■ Exercise details
Answer with a single number stating how many lines of the entries below include the string "data".

===

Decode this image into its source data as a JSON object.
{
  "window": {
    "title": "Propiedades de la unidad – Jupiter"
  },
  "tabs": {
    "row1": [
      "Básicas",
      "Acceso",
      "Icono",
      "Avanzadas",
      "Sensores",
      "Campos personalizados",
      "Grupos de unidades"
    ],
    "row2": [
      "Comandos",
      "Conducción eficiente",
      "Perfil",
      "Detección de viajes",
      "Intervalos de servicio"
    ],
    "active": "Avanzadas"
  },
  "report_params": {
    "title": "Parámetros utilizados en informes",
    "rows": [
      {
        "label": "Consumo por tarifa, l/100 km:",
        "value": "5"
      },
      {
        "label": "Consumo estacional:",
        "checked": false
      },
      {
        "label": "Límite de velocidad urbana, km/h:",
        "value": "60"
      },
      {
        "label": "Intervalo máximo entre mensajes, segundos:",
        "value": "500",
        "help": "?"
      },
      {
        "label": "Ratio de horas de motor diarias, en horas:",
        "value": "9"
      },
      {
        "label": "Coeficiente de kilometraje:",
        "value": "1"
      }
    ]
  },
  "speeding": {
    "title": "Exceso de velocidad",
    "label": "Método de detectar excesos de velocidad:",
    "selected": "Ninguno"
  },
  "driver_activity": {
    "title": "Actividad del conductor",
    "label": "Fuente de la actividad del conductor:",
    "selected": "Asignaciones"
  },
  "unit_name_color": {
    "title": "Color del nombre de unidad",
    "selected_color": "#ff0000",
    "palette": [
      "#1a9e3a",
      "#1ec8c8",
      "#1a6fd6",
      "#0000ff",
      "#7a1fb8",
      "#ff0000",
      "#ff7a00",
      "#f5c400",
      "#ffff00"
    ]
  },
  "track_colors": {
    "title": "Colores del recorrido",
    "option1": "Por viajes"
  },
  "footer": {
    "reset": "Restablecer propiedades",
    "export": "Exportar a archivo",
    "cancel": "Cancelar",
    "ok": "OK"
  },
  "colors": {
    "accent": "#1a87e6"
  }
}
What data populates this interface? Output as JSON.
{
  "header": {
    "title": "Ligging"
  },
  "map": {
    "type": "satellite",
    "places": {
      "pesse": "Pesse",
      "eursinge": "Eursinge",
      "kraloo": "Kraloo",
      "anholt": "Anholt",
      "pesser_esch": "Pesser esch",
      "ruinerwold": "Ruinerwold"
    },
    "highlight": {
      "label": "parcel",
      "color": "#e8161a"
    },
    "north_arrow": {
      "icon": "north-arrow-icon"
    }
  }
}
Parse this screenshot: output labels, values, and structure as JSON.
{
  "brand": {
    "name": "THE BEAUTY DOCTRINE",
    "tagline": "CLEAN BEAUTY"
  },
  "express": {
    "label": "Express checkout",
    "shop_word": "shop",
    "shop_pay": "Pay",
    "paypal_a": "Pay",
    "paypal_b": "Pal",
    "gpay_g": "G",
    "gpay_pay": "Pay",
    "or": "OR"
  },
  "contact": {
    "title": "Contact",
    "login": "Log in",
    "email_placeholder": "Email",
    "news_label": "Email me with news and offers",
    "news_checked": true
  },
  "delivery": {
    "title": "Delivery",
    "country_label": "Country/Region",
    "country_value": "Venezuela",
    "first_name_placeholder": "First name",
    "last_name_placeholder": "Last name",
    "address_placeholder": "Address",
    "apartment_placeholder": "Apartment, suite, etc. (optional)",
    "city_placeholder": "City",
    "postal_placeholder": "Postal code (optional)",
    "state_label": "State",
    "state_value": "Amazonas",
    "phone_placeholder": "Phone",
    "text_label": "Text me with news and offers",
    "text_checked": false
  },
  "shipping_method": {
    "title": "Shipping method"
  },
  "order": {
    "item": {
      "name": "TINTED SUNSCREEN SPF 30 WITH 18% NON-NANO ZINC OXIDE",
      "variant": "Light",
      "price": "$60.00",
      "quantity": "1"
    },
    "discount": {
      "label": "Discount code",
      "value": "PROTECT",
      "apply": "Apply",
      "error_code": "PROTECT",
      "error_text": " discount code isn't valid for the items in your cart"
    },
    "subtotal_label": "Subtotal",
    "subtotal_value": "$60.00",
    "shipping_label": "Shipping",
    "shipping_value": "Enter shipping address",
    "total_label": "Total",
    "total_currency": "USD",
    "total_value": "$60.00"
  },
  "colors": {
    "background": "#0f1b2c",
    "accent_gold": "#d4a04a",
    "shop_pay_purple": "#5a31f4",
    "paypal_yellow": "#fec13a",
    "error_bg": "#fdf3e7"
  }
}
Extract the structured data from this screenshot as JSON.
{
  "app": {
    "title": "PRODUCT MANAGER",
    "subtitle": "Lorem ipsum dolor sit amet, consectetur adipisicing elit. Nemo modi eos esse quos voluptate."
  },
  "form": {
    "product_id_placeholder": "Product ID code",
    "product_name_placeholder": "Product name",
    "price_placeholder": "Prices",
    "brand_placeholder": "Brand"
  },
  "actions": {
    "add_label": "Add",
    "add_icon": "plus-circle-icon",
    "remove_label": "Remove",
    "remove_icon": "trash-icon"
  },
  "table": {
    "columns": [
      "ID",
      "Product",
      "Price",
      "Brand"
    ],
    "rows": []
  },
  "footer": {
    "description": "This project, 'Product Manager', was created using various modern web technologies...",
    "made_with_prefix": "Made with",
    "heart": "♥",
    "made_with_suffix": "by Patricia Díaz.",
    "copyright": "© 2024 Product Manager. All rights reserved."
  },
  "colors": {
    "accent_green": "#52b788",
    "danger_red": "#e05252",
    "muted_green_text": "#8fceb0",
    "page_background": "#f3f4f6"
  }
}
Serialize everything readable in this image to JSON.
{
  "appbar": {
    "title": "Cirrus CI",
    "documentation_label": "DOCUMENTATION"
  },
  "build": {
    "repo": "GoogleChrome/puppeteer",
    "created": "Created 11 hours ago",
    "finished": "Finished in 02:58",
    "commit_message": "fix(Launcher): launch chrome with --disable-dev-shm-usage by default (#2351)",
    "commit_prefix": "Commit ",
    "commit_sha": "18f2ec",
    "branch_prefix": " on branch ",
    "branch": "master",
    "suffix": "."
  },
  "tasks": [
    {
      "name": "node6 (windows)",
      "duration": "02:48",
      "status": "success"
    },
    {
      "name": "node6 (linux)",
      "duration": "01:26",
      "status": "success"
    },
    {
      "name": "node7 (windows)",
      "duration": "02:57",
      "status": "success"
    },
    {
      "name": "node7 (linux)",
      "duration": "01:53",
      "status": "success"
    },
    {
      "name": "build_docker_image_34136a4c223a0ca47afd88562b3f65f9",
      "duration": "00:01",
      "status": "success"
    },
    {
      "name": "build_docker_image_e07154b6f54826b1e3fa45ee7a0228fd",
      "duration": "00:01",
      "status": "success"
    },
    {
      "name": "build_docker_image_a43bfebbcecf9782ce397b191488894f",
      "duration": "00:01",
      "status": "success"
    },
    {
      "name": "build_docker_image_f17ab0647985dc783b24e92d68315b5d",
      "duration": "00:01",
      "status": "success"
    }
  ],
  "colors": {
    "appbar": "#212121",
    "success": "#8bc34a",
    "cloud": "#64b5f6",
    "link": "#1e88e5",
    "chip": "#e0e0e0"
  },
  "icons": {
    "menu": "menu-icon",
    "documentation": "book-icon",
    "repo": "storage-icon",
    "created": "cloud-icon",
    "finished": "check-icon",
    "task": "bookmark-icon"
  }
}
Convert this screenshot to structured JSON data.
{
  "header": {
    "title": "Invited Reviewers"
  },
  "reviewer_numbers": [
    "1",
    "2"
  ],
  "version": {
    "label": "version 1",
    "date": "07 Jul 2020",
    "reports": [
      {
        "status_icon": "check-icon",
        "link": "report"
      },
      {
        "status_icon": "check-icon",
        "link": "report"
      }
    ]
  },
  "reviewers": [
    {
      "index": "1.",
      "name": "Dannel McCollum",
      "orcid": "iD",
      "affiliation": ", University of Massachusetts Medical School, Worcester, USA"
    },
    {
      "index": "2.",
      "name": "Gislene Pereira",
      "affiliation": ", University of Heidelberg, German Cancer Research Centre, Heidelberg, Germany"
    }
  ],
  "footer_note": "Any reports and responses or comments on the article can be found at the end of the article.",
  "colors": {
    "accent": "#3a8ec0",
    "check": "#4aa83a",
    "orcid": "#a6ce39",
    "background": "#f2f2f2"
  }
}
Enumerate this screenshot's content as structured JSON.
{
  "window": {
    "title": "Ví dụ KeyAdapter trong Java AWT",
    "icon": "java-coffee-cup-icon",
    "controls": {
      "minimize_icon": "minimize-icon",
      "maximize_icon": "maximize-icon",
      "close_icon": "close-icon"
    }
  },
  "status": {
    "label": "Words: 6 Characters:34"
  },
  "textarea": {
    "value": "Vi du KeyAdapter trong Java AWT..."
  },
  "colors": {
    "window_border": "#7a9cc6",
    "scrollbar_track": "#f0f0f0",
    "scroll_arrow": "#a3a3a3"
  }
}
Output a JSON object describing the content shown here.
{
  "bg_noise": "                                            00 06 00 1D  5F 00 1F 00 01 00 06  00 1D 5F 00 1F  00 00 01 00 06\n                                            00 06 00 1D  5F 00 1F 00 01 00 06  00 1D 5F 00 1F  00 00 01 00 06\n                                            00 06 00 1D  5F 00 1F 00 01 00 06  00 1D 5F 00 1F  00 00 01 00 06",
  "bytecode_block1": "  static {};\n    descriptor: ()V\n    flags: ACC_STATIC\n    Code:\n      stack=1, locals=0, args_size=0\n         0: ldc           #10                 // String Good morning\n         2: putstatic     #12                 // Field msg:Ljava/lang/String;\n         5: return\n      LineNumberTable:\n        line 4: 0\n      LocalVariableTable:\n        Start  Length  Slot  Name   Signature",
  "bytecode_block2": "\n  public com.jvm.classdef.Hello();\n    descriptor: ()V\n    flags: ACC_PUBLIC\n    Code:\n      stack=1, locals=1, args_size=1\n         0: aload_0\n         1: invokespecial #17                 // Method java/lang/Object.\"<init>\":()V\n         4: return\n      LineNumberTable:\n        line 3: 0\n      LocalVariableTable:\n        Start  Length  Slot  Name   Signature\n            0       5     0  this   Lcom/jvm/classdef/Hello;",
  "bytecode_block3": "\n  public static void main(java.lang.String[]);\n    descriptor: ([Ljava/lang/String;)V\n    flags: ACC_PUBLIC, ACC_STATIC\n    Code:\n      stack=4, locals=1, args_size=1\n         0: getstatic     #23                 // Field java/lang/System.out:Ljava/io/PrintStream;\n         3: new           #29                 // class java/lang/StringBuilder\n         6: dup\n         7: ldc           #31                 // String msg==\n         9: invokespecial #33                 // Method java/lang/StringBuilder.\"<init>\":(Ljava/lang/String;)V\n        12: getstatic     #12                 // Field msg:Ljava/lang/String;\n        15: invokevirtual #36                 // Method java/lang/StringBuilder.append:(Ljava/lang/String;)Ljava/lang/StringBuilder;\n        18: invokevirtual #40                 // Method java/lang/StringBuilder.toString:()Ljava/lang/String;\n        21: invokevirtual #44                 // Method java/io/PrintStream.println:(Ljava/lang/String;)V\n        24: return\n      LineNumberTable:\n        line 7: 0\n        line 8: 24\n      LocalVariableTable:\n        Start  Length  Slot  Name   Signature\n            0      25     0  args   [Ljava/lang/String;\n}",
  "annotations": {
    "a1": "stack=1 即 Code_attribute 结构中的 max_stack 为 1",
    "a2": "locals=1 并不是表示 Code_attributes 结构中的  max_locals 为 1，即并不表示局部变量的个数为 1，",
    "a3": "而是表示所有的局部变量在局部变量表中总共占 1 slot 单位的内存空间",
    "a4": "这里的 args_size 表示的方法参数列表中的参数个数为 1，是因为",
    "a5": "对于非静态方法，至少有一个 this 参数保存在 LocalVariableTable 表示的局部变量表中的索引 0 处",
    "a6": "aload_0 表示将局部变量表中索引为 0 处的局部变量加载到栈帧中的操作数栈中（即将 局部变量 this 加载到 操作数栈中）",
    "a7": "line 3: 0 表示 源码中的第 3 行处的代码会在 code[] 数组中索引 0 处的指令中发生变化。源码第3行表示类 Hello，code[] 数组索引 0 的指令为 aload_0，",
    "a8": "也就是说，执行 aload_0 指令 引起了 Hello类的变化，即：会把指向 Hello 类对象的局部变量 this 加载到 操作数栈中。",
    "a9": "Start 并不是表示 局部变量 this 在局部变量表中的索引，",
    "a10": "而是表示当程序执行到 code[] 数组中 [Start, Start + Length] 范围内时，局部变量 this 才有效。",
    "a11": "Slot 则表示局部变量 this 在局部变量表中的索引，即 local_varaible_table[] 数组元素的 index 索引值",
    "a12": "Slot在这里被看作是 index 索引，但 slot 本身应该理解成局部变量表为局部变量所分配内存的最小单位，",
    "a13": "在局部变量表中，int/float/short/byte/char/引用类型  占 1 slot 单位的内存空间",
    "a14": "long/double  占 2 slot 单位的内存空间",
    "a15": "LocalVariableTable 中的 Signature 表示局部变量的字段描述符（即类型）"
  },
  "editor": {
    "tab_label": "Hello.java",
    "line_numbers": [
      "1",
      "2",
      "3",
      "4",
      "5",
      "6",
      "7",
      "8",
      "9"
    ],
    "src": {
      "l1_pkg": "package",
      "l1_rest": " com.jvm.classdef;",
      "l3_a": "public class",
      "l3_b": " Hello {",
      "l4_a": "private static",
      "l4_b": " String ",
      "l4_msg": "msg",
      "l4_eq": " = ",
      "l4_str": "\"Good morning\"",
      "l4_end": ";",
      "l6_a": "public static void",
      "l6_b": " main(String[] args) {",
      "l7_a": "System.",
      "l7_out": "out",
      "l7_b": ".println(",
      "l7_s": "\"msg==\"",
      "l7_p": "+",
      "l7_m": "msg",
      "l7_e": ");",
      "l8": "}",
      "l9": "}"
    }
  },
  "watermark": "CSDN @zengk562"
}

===

■ Answer space
4